BEGIN Records for the task

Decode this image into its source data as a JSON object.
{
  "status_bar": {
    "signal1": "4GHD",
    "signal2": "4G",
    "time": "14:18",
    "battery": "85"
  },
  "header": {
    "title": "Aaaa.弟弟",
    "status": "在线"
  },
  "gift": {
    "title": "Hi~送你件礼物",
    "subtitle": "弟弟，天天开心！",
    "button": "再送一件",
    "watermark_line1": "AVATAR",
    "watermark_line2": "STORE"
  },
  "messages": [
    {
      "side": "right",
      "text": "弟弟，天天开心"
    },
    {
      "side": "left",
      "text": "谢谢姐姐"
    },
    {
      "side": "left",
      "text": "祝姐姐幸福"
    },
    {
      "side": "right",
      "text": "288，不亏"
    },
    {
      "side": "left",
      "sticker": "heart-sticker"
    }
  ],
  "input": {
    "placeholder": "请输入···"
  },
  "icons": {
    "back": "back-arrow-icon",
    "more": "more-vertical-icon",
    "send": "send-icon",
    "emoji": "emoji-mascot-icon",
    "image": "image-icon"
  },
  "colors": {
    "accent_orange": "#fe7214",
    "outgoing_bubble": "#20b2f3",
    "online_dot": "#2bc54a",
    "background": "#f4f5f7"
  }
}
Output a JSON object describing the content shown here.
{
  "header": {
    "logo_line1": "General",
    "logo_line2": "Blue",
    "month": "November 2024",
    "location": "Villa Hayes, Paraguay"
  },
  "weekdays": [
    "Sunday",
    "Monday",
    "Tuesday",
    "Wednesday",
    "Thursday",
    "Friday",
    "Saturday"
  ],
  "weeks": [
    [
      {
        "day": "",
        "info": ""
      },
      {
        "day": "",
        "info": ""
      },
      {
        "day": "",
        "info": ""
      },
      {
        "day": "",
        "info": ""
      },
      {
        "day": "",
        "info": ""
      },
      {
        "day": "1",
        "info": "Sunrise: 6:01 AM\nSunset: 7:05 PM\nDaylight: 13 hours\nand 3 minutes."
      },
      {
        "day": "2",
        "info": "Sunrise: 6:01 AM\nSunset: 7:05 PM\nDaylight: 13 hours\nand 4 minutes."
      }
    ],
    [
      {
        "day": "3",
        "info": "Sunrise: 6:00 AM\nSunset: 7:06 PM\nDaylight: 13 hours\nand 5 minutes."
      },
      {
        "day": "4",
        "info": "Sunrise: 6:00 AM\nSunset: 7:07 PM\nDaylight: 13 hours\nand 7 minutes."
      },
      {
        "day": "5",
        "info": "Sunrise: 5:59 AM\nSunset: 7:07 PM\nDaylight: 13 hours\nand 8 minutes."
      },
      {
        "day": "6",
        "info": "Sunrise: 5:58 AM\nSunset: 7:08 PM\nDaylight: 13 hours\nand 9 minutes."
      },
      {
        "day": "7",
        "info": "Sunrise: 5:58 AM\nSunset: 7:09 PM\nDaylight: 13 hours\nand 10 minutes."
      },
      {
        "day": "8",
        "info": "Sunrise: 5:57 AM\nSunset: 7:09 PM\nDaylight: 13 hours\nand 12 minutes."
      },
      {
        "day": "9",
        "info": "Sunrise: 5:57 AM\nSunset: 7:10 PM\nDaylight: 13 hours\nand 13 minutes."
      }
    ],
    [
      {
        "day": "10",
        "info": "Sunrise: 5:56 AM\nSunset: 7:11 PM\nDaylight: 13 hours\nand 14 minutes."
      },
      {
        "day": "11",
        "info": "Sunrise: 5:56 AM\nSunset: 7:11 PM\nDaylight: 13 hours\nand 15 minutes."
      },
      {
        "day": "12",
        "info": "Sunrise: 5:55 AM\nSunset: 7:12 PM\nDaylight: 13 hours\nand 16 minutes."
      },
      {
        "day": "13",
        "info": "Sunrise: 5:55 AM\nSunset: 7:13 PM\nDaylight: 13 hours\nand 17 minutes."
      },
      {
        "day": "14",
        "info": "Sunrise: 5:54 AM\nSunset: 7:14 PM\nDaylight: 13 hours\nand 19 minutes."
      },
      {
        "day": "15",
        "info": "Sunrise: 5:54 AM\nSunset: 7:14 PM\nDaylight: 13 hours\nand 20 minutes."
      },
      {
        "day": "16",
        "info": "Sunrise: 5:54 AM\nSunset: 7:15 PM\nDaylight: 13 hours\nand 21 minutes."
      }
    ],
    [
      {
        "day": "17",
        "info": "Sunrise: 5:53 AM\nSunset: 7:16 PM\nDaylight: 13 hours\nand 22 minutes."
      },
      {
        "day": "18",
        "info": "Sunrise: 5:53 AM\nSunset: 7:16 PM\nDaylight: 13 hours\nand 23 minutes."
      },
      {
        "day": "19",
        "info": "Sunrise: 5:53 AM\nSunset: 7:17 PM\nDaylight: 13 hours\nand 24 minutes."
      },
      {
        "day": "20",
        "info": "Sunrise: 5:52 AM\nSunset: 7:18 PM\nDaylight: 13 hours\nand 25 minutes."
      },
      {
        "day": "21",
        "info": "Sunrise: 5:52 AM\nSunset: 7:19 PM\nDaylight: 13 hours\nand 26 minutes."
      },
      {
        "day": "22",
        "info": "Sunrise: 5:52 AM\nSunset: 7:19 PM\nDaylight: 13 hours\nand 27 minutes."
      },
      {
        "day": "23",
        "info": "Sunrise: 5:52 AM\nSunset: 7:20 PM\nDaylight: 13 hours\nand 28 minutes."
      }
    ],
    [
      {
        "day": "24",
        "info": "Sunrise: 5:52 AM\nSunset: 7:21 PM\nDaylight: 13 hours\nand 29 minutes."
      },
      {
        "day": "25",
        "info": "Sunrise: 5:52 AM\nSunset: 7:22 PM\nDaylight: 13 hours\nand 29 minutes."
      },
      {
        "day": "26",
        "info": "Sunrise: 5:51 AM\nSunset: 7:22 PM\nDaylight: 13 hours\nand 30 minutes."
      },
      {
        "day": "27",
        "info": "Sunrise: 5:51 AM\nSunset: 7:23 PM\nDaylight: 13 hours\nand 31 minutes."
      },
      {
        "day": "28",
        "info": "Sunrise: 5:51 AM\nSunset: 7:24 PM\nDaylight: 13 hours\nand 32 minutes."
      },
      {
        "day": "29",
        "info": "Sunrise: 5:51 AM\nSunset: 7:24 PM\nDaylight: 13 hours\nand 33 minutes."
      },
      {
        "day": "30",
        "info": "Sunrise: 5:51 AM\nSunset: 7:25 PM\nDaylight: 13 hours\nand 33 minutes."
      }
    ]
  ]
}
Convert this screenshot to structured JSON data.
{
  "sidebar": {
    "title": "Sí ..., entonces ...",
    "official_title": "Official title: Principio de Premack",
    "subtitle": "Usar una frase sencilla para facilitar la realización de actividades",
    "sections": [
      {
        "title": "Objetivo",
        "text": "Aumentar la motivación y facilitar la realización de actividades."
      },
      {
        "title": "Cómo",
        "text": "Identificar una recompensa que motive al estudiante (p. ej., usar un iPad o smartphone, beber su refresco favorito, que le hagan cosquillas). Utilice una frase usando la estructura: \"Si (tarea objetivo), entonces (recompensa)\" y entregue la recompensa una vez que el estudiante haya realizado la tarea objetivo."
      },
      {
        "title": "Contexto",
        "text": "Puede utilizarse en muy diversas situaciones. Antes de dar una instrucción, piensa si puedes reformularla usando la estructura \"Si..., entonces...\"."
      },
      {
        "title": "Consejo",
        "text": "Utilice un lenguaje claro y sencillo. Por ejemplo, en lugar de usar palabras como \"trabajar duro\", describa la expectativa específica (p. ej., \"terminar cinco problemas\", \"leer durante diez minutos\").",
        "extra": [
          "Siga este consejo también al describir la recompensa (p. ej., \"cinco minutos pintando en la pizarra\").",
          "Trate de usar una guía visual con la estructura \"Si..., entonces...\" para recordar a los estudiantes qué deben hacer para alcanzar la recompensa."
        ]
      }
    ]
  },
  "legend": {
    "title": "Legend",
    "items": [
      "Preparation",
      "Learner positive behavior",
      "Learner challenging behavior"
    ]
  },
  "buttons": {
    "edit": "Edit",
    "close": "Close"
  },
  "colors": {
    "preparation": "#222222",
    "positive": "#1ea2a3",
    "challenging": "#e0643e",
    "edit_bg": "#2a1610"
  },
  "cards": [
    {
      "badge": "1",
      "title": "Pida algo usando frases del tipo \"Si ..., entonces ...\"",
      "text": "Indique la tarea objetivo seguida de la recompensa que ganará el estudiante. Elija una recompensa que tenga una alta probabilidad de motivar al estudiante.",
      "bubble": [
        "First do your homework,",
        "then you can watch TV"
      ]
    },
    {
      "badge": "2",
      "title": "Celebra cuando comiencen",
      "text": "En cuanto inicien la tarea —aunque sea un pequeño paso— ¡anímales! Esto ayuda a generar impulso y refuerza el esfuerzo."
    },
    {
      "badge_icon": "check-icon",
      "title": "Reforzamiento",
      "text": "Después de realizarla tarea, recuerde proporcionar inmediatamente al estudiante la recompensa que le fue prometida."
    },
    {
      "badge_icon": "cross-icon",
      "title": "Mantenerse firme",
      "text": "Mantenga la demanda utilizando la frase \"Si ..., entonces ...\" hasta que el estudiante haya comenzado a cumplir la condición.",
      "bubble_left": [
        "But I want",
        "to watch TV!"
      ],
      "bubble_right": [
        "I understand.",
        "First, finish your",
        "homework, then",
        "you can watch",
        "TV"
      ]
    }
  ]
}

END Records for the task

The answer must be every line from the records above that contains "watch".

§ Answer to this task:
        "then you can watch TV"
        "to watch TV!"
        "you can watch",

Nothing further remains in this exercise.